This looks like a quick oil sketch for what would later become Gros’s famous Lourve piece of the same name, though notably absent are the mosque elements in the background.
Gustave Doré - The Matterhorn - 19th Century French
This was a fantastic surprise! I love Doré’s engravings and illustrations but I had yet to see one of his oil paintings. The composition and attention detail in this work are unmistakably that of Doré, and it would seem fitting that the subject be a landscape. Very cool!
Jehan Georges Vibert - The Cardinals' Friendly Chat - 19th Century French
Wow, my first introduction to Jehan Georges Vibert and I am extremely impressed. I love the stodgy 19th century French academic style which unfortunately took a backseat to Impressionism. A quick Google search on this artist brings up many, many beautiful works. I’ll have to obtain more resources on this painter.
Gaston La Touche - The Masquerade Ball at the Paris Grand Opera - French Impressionists
As mentioned above, I’m not the biggest fan of Impressionism, but I really took a shine to this piece, a colorful interior scene with patrons crowded on a wonderfully rendered staircase leading down to a luminescent main hall. The architectural perspective of the scene is what I found most appealing, followed by the wonderful array of colors.
Max Ernst - Everyone Here Speaks Latin - 20th Century
I really liked this painting though I’m not exactly sure what it’s trying to say. It definitely brings to mind some Bruegel the Elder works but who knows if Ernst was actually trying to reference them.
William Henry Buck - Swamp Scene - American
Charles Giroux - Louisiana Road Scene - American
Unidentified Maker - Louisiana Swamp - American
Richard Clague - Fisherman's Camp - American
Richard Clague - Back of Algiers - American
Richard Clague - Batture Shanty - American
William Aiken Walker - Cotton Gin - American
Alexander J. Drysdale - Early Morning in a Louisiana Marsh - American
Knute Heldner - Swamp Scene - American
A majority of the American works on display at the NOMA are by southern artists who were active around the region. This was actually a welcome nice of pace and this visit exposed me to a lot of artist whose work I’d never seen before, and certain pieces even had a charming folk art quality. I especially enjoyed the landscapes of Richard Clague and William Henry Buck, though I’d have to say William Aiken Walker’s Cotton Gin was my favorite. The more I think about these works the more I wish I could’ve visited the Ogden Museum of Southern Art while we were in New Orleans.

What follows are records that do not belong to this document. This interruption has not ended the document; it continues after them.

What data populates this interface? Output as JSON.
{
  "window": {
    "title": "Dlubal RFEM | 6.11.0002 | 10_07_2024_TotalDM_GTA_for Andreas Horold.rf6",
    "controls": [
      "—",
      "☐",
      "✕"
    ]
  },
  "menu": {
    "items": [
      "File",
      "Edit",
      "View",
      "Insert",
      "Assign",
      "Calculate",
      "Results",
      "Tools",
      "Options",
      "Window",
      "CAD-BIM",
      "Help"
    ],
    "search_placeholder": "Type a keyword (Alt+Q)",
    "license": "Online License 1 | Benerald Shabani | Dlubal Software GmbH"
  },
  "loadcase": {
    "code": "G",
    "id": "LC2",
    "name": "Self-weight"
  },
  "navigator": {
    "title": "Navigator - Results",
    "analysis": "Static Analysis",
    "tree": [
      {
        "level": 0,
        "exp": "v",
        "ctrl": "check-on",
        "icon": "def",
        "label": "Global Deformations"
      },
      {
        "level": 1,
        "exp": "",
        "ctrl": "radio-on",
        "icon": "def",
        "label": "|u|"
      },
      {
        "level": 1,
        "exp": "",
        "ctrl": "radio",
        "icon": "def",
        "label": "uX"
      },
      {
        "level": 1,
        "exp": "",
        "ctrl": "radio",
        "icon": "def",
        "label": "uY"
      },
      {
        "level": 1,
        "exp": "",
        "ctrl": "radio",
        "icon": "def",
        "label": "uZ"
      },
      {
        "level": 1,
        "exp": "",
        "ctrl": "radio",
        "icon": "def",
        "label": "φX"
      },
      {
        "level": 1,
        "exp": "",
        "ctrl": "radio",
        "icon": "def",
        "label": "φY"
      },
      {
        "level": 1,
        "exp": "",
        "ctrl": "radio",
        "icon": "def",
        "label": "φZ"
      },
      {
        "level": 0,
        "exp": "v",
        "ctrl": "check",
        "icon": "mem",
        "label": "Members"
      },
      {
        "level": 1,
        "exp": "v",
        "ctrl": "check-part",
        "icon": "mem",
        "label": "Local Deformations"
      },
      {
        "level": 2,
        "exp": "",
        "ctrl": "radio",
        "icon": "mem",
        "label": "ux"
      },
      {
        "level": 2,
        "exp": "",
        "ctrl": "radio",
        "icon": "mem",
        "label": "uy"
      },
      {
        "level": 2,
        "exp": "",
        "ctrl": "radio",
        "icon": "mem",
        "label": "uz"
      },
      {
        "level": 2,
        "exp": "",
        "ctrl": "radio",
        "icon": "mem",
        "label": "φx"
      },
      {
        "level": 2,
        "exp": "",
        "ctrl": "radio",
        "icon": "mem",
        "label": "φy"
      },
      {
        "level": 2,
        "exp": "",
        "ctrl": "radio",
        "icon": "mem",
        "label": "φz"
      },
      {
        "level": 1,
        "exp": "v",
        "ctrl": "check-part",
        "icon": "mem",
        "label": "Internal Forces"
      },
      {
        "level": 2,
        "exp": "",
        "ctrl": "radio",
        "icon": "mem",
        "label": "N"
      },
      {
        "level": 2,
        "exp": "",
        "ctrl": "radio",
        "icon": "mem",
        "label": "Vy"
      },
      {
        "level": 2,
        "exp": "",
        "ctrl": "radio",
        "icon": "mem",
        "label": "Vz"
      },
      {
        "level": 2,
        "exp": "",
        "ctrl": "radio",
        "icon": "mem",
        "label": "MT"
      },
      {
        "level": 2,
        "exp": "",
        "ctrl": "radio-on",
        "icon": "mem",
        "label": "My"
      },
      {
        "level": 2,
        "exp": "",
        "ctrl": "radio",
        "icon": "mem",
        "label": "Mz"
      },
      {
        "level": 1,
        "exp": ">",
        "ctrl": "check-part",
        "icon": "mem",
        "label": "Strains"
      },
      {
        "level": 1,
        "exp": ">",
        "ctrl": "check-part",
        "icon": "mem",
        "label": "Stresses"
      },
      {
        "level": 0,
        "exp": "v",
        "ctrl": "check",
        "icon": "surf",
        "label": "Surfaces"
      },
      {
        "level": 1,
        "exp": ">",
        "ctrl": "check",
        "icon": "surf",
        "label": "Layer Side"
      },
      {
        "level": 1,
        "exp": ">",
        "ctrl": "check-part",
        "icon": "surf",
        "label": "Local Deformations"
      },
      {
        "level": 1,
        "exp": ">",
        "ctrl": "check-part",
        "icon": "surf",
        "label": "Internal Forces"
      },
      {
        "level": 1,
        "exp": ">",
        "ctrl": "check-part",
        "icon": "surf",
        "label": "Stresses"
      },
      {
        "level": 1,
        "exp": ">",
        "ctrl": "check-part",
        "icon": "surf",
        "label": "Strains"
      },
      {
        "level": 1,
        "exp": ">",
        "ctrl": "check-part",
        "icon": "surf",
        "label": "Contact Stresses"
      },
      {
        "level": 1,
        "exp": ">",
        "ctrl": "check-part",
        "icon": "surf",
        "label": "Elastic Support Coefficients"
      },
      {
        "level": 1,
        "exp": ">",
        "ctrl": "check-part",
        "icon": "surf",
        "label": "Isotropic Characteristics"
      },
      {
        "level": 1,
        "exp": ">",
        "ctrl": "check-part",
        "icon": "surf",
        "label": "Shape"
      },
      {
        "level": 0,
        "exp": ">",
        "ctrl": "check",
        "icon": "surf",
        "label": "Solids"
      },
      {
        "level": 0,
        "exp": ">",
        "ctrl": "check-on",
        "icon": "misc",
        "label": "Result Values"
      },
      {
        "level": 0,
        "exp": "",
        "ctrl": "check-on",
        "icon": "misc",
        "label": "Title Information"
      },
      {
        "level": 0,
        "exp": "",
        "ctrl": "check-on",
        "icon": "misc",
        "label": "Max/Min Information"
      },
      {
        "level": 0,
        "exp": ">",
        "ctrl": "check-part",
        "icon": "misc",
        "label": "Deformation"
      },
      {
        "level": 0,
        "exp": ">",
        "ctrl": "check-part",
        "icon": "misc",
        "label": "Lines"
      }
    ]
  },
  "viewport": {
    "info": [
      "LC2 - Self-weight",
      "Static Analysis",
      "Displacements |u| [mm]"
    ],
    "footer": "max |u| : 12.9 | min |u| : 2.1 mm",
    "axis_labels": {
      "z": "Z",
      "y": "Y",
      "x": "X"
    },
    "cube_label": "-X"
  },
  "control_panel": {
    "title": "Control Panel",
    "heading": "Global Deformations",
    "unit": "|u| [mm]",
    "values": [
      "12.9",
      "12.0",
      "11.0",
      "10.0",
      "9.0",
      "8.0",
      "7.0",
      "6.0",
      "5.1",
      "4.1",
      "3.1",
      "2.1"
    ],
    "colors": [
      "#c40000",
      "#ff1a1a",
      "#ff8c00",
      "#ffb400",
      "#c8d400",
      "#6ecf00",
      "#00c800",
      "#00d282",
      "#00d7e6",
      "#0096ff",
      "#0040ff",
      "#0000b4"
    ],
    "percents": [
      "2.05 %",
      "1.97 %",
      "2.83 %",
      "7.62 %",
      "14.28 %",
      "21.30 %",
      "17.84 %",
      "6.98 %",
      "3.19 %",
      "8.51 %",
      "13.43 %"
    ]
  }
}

Well, there’s always next time!
Oh yeah, and the museum’s Asher Brown Durand piece was not on view, or at least I did not see it. This is odd considering how prominent said painting is advertised in their collection.
There were other works which sparked my interests as well, most of which I mentioned in a previous post.